▶ [SUPPLIED DATA]:
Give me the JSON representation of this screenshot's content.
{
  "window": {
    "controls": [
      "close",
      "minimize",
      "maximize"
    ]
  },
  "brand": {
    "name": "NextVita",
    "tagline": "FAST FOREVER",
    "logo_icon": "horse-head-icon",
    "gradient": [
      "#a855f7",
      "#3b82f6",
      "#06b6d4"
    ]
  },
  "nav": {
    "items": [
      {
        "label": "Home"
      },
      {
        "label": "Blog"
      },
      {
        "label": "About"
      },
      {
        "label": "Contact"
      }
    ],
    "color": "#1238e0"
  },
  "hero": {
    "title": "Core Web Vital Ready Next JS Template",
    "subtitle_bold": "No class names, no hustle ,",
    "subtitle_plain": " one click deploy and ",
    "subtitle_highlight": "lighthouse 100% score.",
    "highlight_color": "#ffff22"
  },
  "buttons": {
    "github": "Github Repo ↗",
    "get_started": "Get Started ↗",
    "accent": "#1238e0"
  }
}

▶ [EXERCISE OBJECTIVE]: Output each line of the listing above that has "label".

▶ [RESPONSE TO THE EXERCISE]:
        "label": "Home"
        "label": "Blog"
        "label": "About"
        "label": "Contact"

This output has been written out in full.